→ **Exercise requirements**
Figure out how many lines of the listing include the string "title"; the reply is only that number.

→ **Provided records**
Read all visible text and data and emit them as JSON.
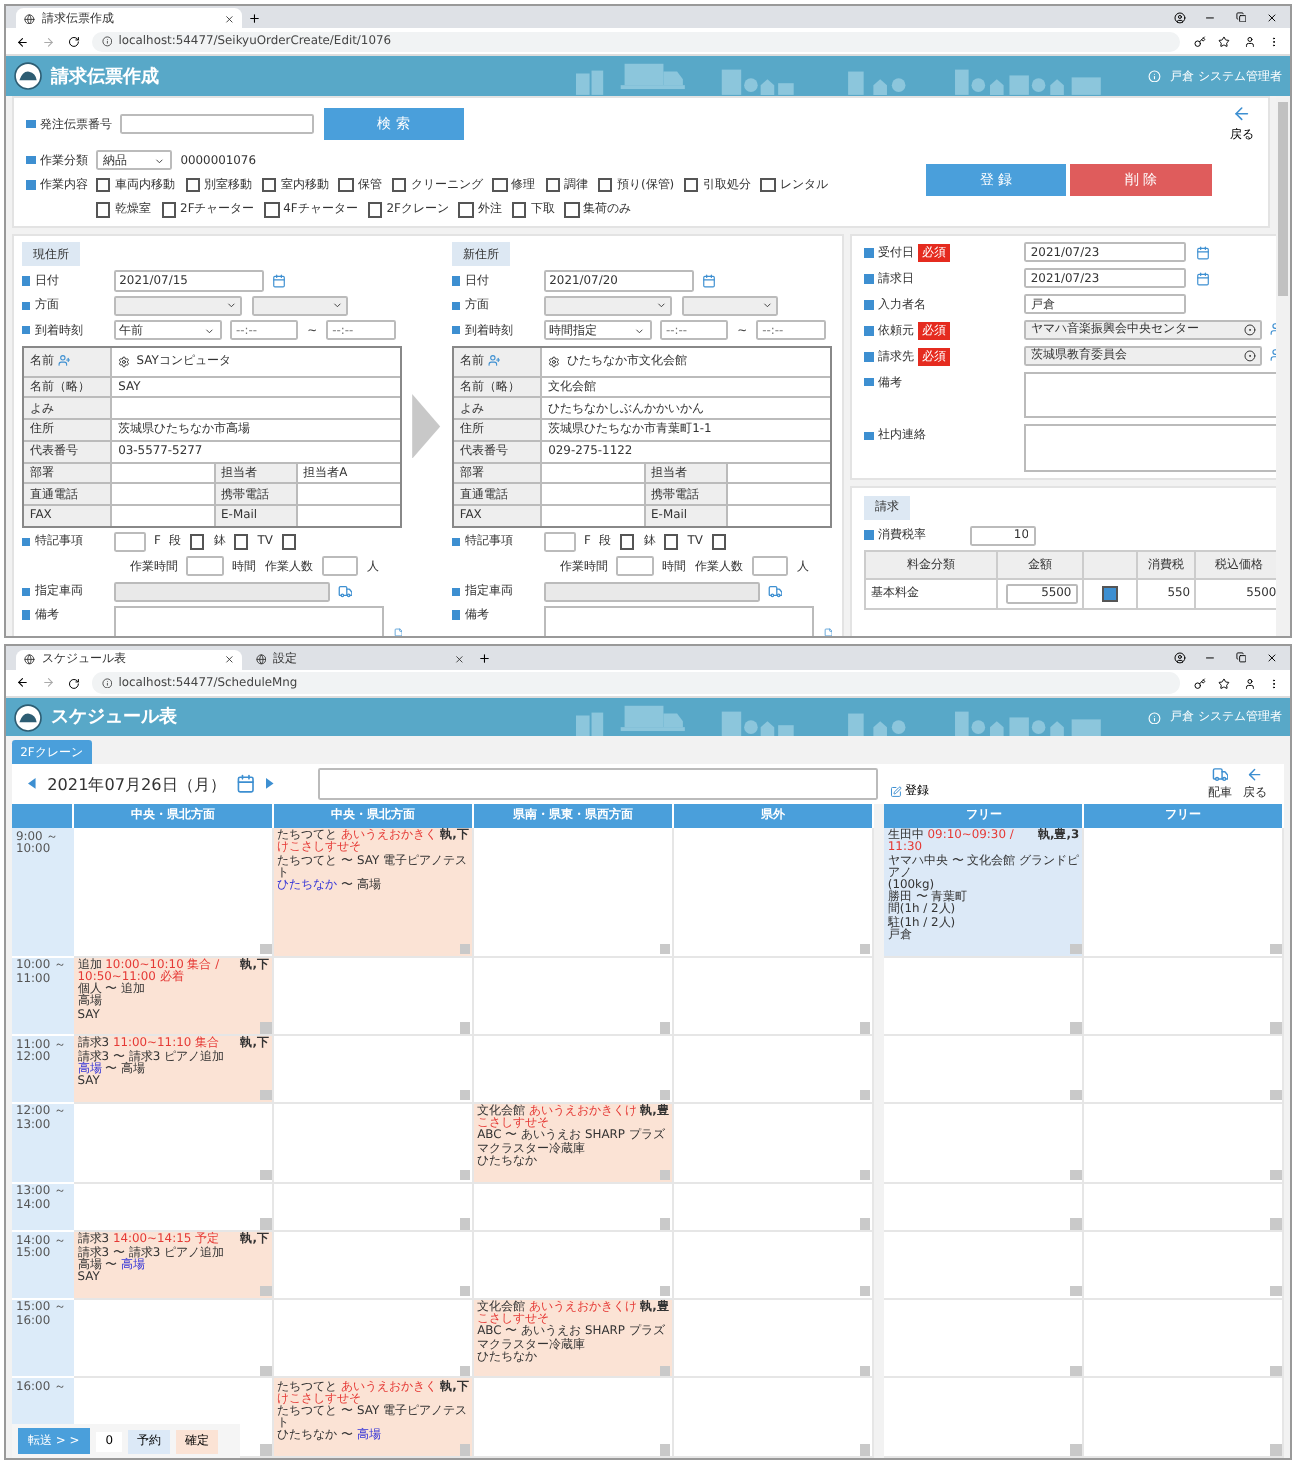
{
  "invoice_window": {
    "tabs": [
      {
        "title": "請求伝票作成",
        "selected": true
      }
    ],
    "url": "localhost:54477/SeikyuOrderCreate/Edit/1076",
    "header": {
      "title": "請求伝票作成",
      "user": "戸倉 システム管理者"
    },
    "search": {
      "label": "発注伝票番号",
      "button": "検 索"
    },
    "back": "戻る",
    "work_type": {
      "label": "作業分類",
      "value": "納品",
      "number": "0000001076"
    },
    "actions": [
      {
        "label": "登 録",
        "kind": "primary"
      },
      {
        "label": "削 除",
        "kind": "danger"
      }
    ],
    "work_content": {
      "label": "作業内容",
      "options": [
        {
          "label": "車両内移動",
          "checked": false
        },
        {
          "label": "別室移動",
          "checked": false
        },
        {
          "label": "室内移動",
          "checked": false
        },
        {
          "label": "保管",
          "checked": false
        },
        {
          "label": "クリーニング",
          "checked": false
        },
        {
          "label": "修理",
          "checked": false
        },
        {
          "label": "調律",
          "checked": false
        },
        {
          "label": "預り(保管)",
          "checked": false
        },
        {
          "label": "引取処分",
          "checked": false
        },
        {
          "label": "レンタル",
          "checked": false
        },
        {
          "label": "乾燥室",
          "checked": false
        },
        {
          "label": "2Fチャーター",
          "checked": false
        },
        {
          "label": "4Fチャーター",
          "checked": false
        },
        {
          "label": "2Fクレーン",
          "checked": false
        },
        {
          "label": "外注",
          "checked": false
        },
        {
          "label": "下取",
          "checked": false
        },
        {
          "label": "集荷のみ",
          "checked": false
        }
      ]
    },
    "addresses": [
      {
        "heading": "現住所",
        "date": {
          "label": "日付",
          "value": "2021/07/15"
        },
        "direction": {
          "label": "方面"
        },
        "arrival": {
          "label": "到着時刻",
          "value": "午前",
          "from_placeholder": "--:--",
          "sep": "~",
          "to_placeholder": "--:--"
        },
        "contact": [
          {
            "label": "名前",
            "value": "SAYコンピュータ",
            "kind": "name"
          },
          {
            "label": "名前（略）",
            "value": "SAY",
            "kind": "single"
          },
          {
            "label": "よみ",
            "kind": "single"
          },
          {
            "label": "住所",
            "value": "茨城県ひたちなか市高場",
            "kind": "single"
          },
          {
            "label": "代表番号",
            "value": "03-5577-5277",
            "kind": "single"
          },
          {
            "label": "部署",
            "label2": "担当者",
            "value2": "担当者A",
            "kind": "pair"
          },
          {
            "label": "直通電話",
            "label2": "携帯電話",
            "kind": "pair"
          },
          {
            "label": "FAX",
            "label2": "E-Mail",
            "kind": "pair"
          }
        ],
        "special": {
          "label": "特記事項",
          "unit": "F",
          "checks": [
            {
              "label": "段",
              "checked": false
            },
            {
              "label": "鉢",
              "checked": false
            },
            {
              "label": "TV",
              "checked": false
            }
          ]
        },
        "work": {
          "time_label": "作業時間",
          "time_unit": "時間",
          "people_label": "作業人数",
          "people_unit": "人"
        },
        "vehicle": {
          "label": "指定車両"
        },
        "remarks": {
          "label": "備考"
        }
      },
      {
        "heading": "新住所",
        "date": {
          "label": "日付",
          "value": "2021/07/20"
        },
        "direction": {
          "label": "方面"
        },
        "arrival": {
          "label": "到着時刻",
          "value": "時間指定",
          "from_placeholder": "--:--",
          "sep": "~",
          "to_placeholder": "--:--"
        },
        "contact": [
          {
            "label": "名前",
            "value": "ひたちなか市文化会館",
            "kind": "name"
          },
          {
            "label": "名前（略）",
            "value": "文化会館",
            "kind": "single"
          },
          {
            "label": "よみ",
            "value": "ひたちなかしぶんかかいかん",
            "kind": "single"
          },
          {
            "label": "住所",
            "value": "茨城県ひたちなか市青葉町1-1",
            "kind": "single"
          },
          {
            "label": "代表番号",
            "value": "029-275-1122",
            "kind": "single"
          },
          {
            "label": "部署",
            "label2": "担当者",
            "kind": "pair"
          },
          {
            "label": "直通電話",
            "label2": "携帯電話",
            "kind": "pair"
          },
          {
            "label": "FAX",
            "label2": "E-Mail",
            "kind": "pair"
          }
        ],
        "special": {
          "label": "特記事項",
          "unit": "F",
          "checks": [
            {
              "label": "段",
              "checked": false
            },
            {
              "label": "鉢",
              "checked": false
            },
            {
              "label": "TV",
              "checked": false
            }
          ]
        },
        "work": {
          "time_label": "作業時間",
          "time_unit": "時間",
          "people_label": "作業人数",
          "people_unit": "人"
        },
        "vehicle": {
          "label": "指定車両"
        },
        "remarks": {
          "label": "備考"
        }
      }
    ],
    "side": [
      {
        "label": "受付日",
        "badge": "必須",
        "value": "2021/07/23",
        "kind": "date"
      },
      {
        "label": "請求日",
        "value": "2021/07/23",
        "kind": "date"
      },
      {
        "label": "入力者名",
        "value": "戸倉",
        "kind": "text"
      },
      {
        "label": "依頼元",
        "badge": "必須",
        "value": "ヤマハ音楽振興会中央センター",
        "kind": "lookup"
      },
      {
        "label": "請求先",
        "badge": "必須",
        "value": "茨城県教育委員会",
        "kind": "lookup"
      },
      {
        "label": "備考",
        "kind": "area"
      },
      {
        "label": "社内連絡",
        "kind": "area"
      }
    ],
    "billing": {
      "heading": "請求",
      "tax_label": "消費税率",
      "tax": "10",
      "columns": [
        "料金分類",
        "金額",
        "消費税",
        "税込価格"
      ],
      "rows": [
        {
          "category": "基本料金",
          "amount": "5500",
          "taxable": true,
          "tax": "550",
          "total": "5500"
        }
      ]
    }
  },
  "schedule_window": {
    "tabs": [
      {
        "title": "スケジュール表",
        "selected": true
      },
      {
        "title": "設定",
        "selected": false
      }
    ],
    "url": "localhost:54477/ScheduleMng",
    "header": {
      "title": "スケジュール表",
      "user": "戸倉 システム管理者"
    },
    "chip": "2Fクレーン",
    "date": "2021年07月26日（月）",
    "register": "登録",
    "tools": [
      {
        "label": "配車",
        "kind": "dispatch"
      },
      {
        "label": "戻る",
        "kind": "back"
      }
    ],
    "column_groups": [
      {
        "columns": [
          {
            "title": "中央・県北方面"
          },
          {
            "title": "中央・県北方面"
          },
          {
            "title": "県南・県東・県西方面"
          },
          {
            "title": "県外"
          }
        ]
      },
      {
        "columns": [
          {
            "title": "フリー"
          },
          {
            "title": "フリー"
          }
        ]
      }
    ],
    "slots": [
      {
        "start": "9:00 ～",
        "end": "10:00",
        "cells": [
          {
            "kind": "empty"
          },
          {
            "kind": "event",
            "color": "#fbe3d5",
            "head": [
              {
                "text": "たちつてと ",
                "kind": "plain"
              },
              {
                "text": "あいうえおかきくけこさしすせそ",
                "kind": "alert"
              }
            ],
            "tag": "執,下",
            "lines": [
              [
                {
                  "text": "たちつてと 〜 SAY 電子ピアノテスト",
                  "kind": "plain"
                }
              ],
              [
                {
                  "text": "ひたちなか",
                  "kind": "place"
                },
                {
                  "text": " 〜 高場",
                  "kind": "plain"
                }
              ]
            ]
          },
          {
            "kind": "empty"
          },
          {
            "kind": "empty"
          },
          {
            "kind": "event",
            "color": "#dce9f7",
            "head": [
              {
                "text": "生田中 ",
                "kind": "plain"
              },
              {
                "text": "09:10~09:30 / 11:30",
                "kind": "alert"
              }
            ],
            "tag": "執,豊,3",
            "lines": [
              [
                {
                  "text": "ヤマハ中央 〜 文化会館 グランドピアノ",
                  "kind": "plain"
                }
              ],
              [
                {
                  "text": "(100kg)",
                  "kind": "plain"
                }
              ],
              [
                {
                  "text": "勝田 〜 青葉町",
                  "kind": "plain"
                }
              ],
              [
                {
                  "text": "間(1h / 2人)",
                  "kind": "plain"
                }
              ],
              [
                {
                  "text": "駐(1h / 2人)",
                  "kind": "plain"
                }
              ],
              [
                {
                  "text": "戸倉",
                  "kind": "plain"
                }
              ]
            ]
          },
          {
            "kind": "empty"
          }
        ]
      },
      {
        "start": "10:00 ～",
        "end": "11:00",
        "cells": [
          {
            "kind": "event",
            "color": "#fbe3d5",
            "head": [
              {
                "text": "追加 ",
                "kind": "plain"
              },
              {
                "text": "10:00~10:10 集合 / 10:50~11:00 必着",
                "kind": "alert"
              }
            ],
            "tag": "執,下",
            "lines": [
              [
                {
                  "text": "個人 〜 追加",
                  "kind": "plain"
                }
              ],
              [
                {
                  "text": "高場",
                  "kind": "plain"
                }
              ],
              [
                {
                  "text": "SAY",
                  "kind": "plain"
                }
              ]
            ]
          },
          {
            "kind": "empty"
          },
          {
            "kind": "empty"
          },
          {
            "kind": "empty"
          },
          {
            "kind": "empty"
          },
          {
            "kind": "empty"
          }
        ]
      },
      {
        "start": "11:00 ～",
        "end": "12:00",
        "cells": [
          {
            "kind": "event",
            "color": "#fbe3d5",
            "head": [
              {
                "text": "請求3 ",
                "kind": "plain"
              },
              {
                "text": "11:00~11:10 集合",
                "kind": "alert"
              }
            ],
            "tag": "執,下",
            "lines": [
              [
                {
                  "text": "請求3 〜 請求3 ピアノ追加",
                  "kind": "plain"
                }
              ],
              [
                {
                  "text": "高場",
                  "kind": "place"
                },
                {
                  "text": " 〜 高場",
                  "kind": "plain"
                }
              ],
              [
                {
                  "text": "SAY",
                  "kind": "plain"
                }
              ]
            ]
          },
          {
            "kind": "empty"
          },
          {
            "kind": "empty"
          },
          {
            "kind": "empty"
          },
          {
            "kind": "empty"
          },
          {
            "kind": "empty"
          }
        ]
      },
      {
        "start": "12:00 ～",
        "end": "13:00",
        "cells": [
          {
            "kind": "empty"
          },
          {
            "kind": "empty"
          },
          {
            "kind": "event",
            "color": "#fbe3d5",
            "head": [
              {
                "text": "文化会館 ",
                "kind": "plain"
              },
              {
                "text": "あいうえおかきくけこさしすせそ",
                "kind": "alert"
              }
            ],
            "tag": "執,豊",
            "lines": [
              [
                {
                  "text": "ABC 〜 あいうえお SHARP プラズマクラスター冷蔵庫",
                  "kind": "plain"
                }
              ],
              [
                {
                  "text": "ひたちなか",
                  "kind": "plain"
                }
              ]
            ]
          },
          {
            "kind": "empty"
          },
          {
            "kind": "empty"
          },
          {
            "kind": "empty"
          }
        ]
      },
      {
        "start": "13:00 ～",
        "end": "14:00",
        "cells": [
          {
            "kind": "empty"
          },
          {
            "kind": "empty"
          },
          {
            "kind": "empty"
          },
          {
            "kind": "empty"
          },
          {
            "kind": "empty"
          },
          {
            "kind": "empty"
          }
        ]
      },
      {
        "start": "14:00 ～",
        "end": "15:00",
        "cells": [
          {
            "kind": "event",
            "color": "#fbe3d5",
            "head": [
              {
                "text": "請求3 ",
                "kind": "plain"
              },
              {
                "text": "14:00~14:15 予定",
                "kind": "alert"
              }
            ],
            "tag": "執,下",
            "lines": [
              [
                {
                  "text": "請求3 〜 請求3 ピアノ追加",
                  "kind": "plain"
                }
              ],
              [
                {
                  "text": "高場 〜 ",
                  "kind": "plain"
                },
                {
                  "text": "高場",
                  "kind": "place"
                }
              ],
              [
                {
                  "text": "SAY",
                  "kind": "plain"
                }
              ]
            ]
          },
          {
            "kind": "empty"
          },
          {
            "kind": "empty"
          },
          {
            "kind": "empty"
          },
          {
            "kind": "empty"
          },
          {
            "kind": "empty"
          }
        ]
      },
      {
        "start": "15:00 ～",
        "end": "16:00",
        "cells": [
          {
            "kind": "empty"
          },
          {
            "kind": "empty"
          },
          {
            "kind": "event",
            "color": "#fbe3d5",
            "head": [
              {
                "text": "文化会館 ",
                "kind": "plain"
              },
              {
                "text": "あいうえおかきくけこさしすせそ",
                "kind": "alert"
              }
            ],
            "tag": "執,豊",
            "lines": [
              [
                {
                  "text": "ABC 〜 あいうえお SHARP プラズマクラスター冷蔵庫",
                  "kind": "plain"
                }
              ],
              [
                {
                  "text": "ひたちなか",
                  "kind": "plain"
                }
              ]
            ]
          },
          {
            "kind": "empty"
          },
          {
            "kind": "empty"
          },
          {
            "kind": "empty"
          }
        ]
      },
      {
        "start": "16:00 ～",
        "cells": [
          {
            "kind": "empty"
          },
          {
            "kind": "event",
            "color": "#fbe3d5",
            "head": [
              {
                "text": "たちつてと ",
                "kind": "plain"
              },
              {
                "text": "あいうえおかきくけこさしすせそ",
                "kind": "alert"
              }
            ],
            "tag": "執,下",
            "lines": [
              [
                {
                  "text": "たちつてと 〜 SAY 電子ピアノテスト",
                  "kind": "plain"
                }
              ],
              [
                {
                  "text": "ひたちなか 〜 ",
                  "kind": "plain"
                },
                {
                  "text": "高場",
                  "kind": "place"
                }
              ]
            ]
          },
          {
            "kind": "empty"
          },
          {
            "kind": "empty"
          },
          {
            "kind": "empty"
          },
          {
            "kind": "empty"
          }
        ]
      }
    ],
    "transfer": {
      "button": "転送 > >",
      "count": "0"
    },
    "legend": [
      {
        "label": "予約",
        "color": "#dce9f7"
      },
      {
        "label": "確定",
        "color": "#fbe3d5"
      }
    ]
  }
}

→ **Answer to this task**
11